Source material: Begin
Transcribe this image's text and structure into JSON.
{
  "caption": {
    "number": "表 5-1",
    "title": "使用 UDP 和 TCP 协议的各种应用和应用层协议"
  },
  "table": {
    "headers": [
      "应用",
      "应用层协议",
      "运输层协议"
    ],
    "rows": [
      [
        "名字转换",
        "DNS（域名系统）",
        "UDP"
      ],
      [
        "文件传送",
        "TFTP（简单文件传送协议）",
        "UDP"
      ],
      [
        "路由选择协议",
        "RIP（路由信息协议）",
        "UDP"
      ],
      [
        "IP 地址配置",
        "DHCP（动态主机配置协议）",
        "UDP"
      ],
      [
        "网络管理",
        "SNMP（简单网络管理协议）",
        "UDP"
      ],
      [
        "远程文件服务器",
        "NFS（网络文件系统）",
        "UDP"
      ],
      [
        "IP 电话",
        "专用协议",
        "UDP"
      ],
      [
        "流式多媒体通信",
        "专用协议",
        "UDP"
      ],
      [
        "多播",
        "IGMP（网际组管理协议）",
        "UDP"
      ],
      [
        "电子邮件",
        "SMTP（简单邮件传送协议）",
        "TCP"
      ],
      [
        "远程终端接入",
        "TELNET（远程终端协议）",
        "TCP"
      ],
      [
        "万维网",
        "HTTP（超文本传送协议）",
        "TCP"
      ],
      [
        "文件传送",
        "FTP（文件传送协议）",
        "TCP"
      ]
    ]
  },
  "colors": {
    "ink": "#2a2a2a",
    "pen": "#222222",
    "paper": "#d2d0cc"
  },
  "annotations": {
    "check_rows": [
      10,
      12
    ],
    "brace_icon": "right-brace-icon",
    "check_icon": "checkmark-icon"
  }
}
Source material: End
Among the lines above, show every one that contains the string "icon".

    "brace_icon": "right-brace-icon",
    "check_icon": "checkmark-icon"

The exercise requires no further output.